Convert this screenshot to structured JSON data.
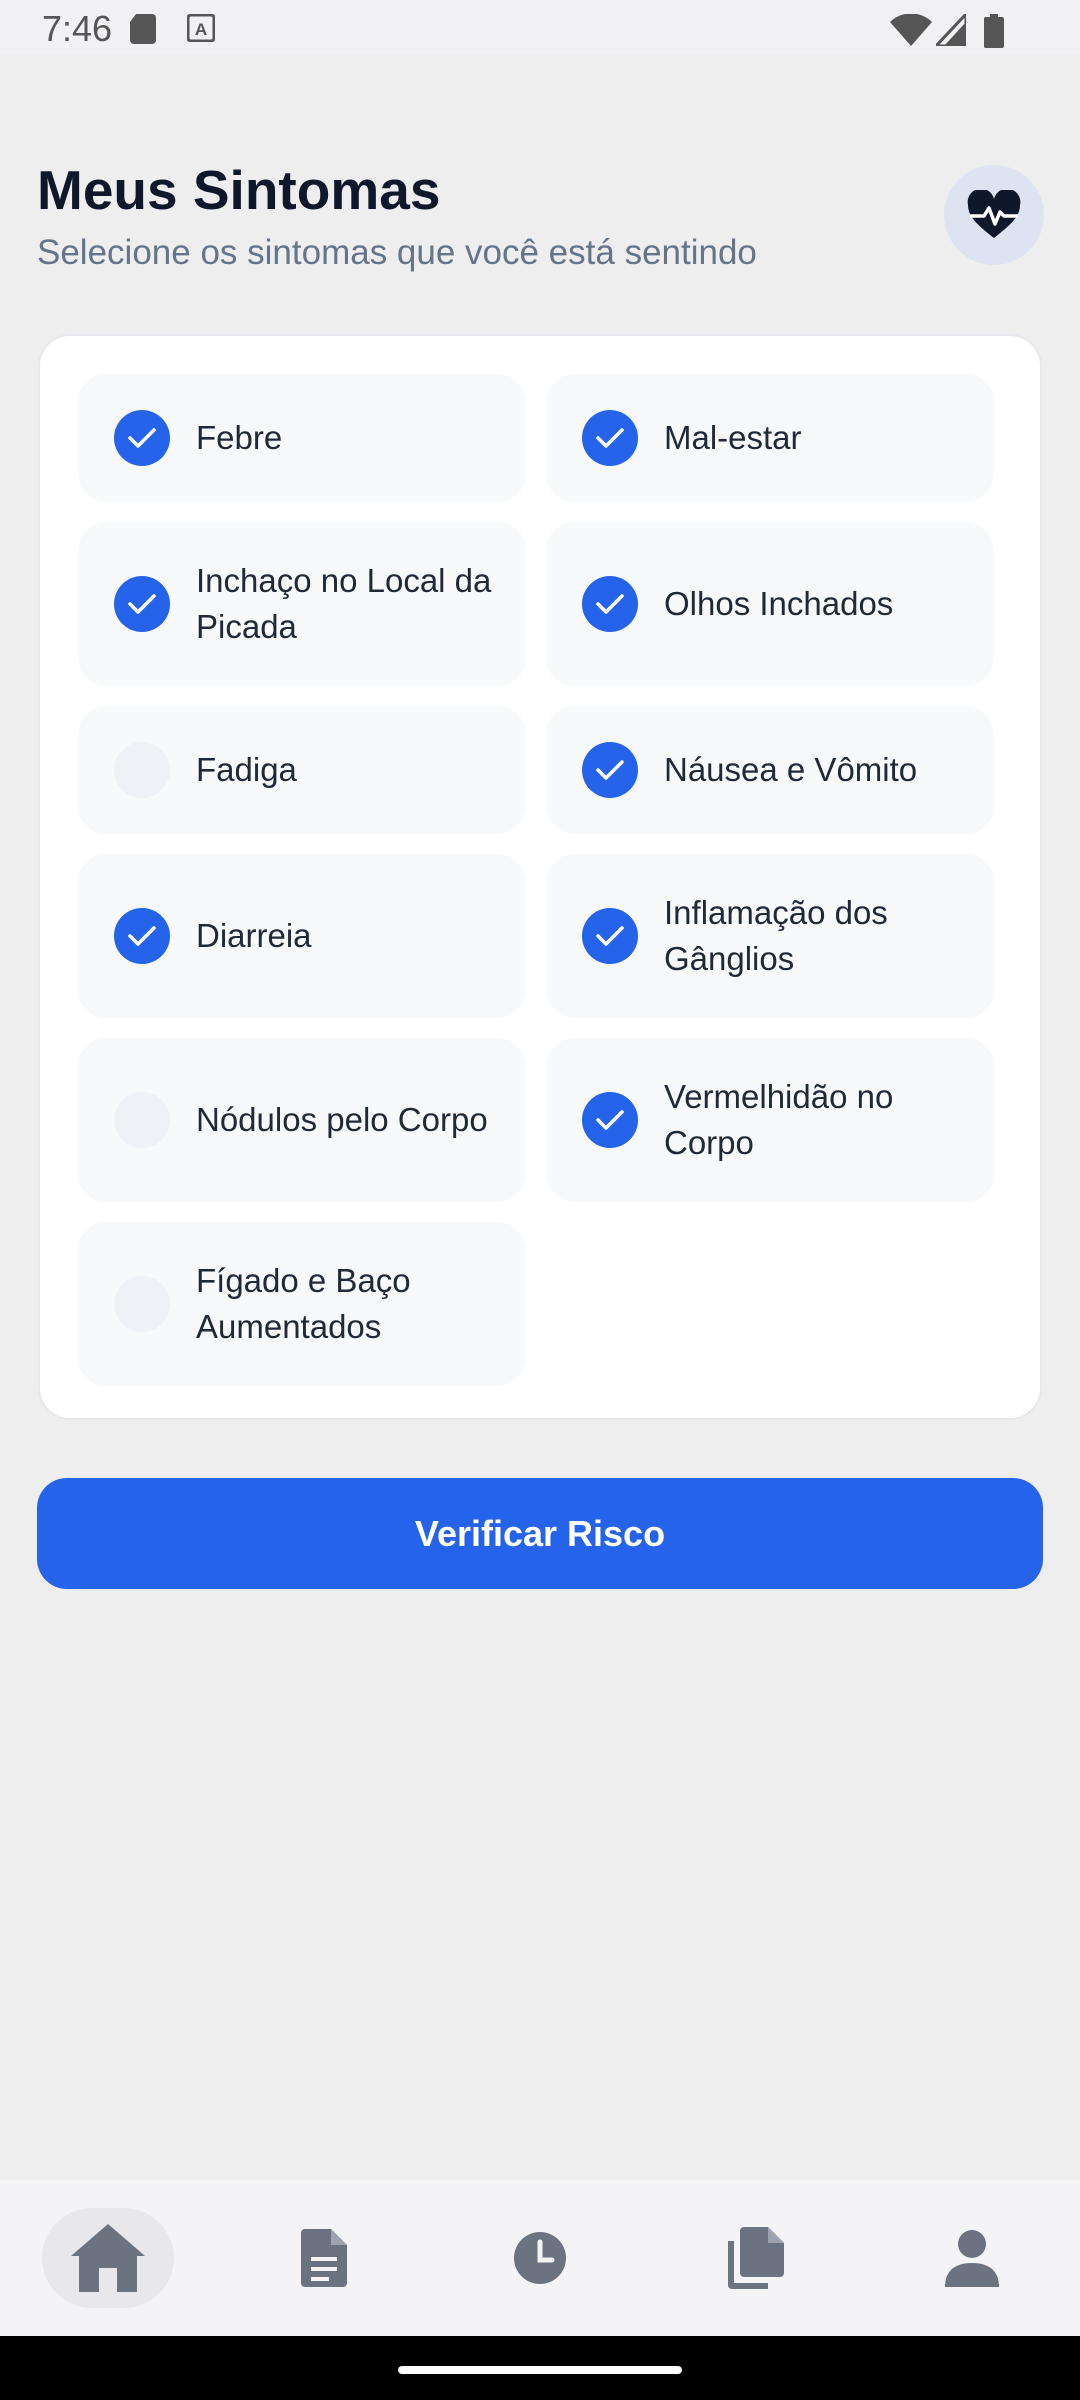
{
  "status_bar": {
    "time": "7:46"
  },
  "header": {
    "title": "Meus Sintomas",
    "subtitle": "Selecione os sintomas que você está sentindo"
  },
  "symptoms": [
    {
      "label": "Febre",
      "checked": true
    },
    {
      "label": "Mal-estar",
      "checked": true
    },
    {
      "label": "Inchaço no Local da Picada",
      "checked": true
    },
    {
      "label": "Olhos Inchados",
      "checked": true
    },
    {
      "label": "Fadiga",
      "checked": false
    },
    {
      "label": "Náusea e Vômito",
      "checked": true
    },
    {
      "label": "Diarreia",
      "checked": true
    },
    {
      "label": "Inflamação dos Gânglios",
      "checked": true
    },
    {
      "label": "Nódulos pelo Corpo",
      "checked": false
    },
    {
      "label": "Vermelhidão no Corpo",
      "checked": true
    },
    {
      "label": "Fígado e Baço Aumentados",
      "checked": false
    }
  ],
  "cta": {
    "label": "Verificar Risco"
  },
  "bottom_nav": [
    "home-icon",
    "document-icon",
    "clock-icon",
    "files-icon",
    "profile-icon"
  ],
  "colors": {
    "accent": "#2563eb",
    "background": "#eeeeef",
    "card": "#ffffff"
  }
}
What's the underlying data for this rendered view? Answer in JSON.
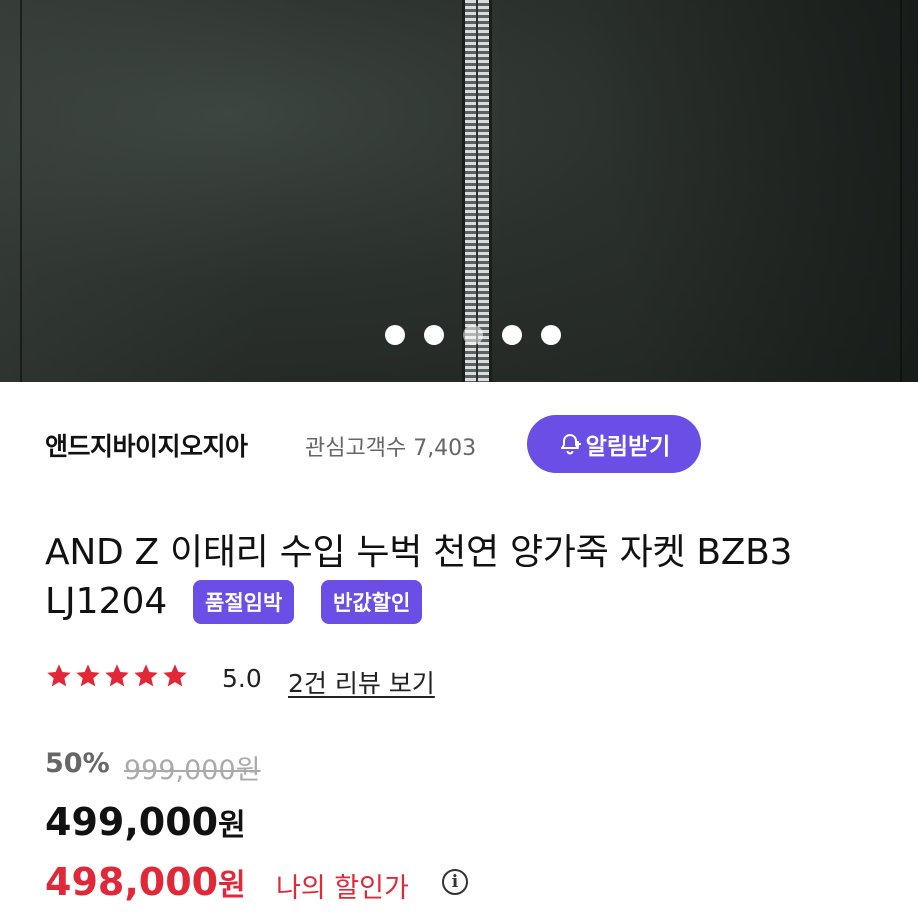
{
  "gallery": {
    "slide_count": 5,
    "active_index": 2
  },
  "store": {
    "name": "앤드지바이지오지아",
    "fans_label": "관심고객수 7,403",
    "alarm_button": "알림받기"
  },
  "product": {
    "title_line1": "AND Z 이태리 수입 누벅 천연 양가죽 자켓 BZB3",
    "title_line2": "LJ1204",
    "badges": [
      "품절임박",
      "반값할인"
    ]
  },
  "rating": {
    "stars": 5,
    "score": "5.0",
    "reviews_link": "2건 리뷰 보기"
  },
  "price": {
    "discount_rate": "50%",
    "original": "999,000원",
    "sale_amount": "499,000",
    "sale_unit": "원",
    "my_amount": "498,000",
    "my_unit": "원",
    "my_label": "나의 할인가"
  },
  "colors": {
    "accent": "#6b4ee6",
    "price_red": "#e02838",
    "star": "#e02838"
  },
  "icons": {
    "alarm": "bell-plus-icon",
    "info": "info-icon",
    "star": "star-icon"
  }
}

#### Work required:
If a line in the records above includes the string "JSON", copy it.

#### Answer space:
Convert this screenshot to structured JSON data.
What's the underlying data for this rendered view? Answer in JSON.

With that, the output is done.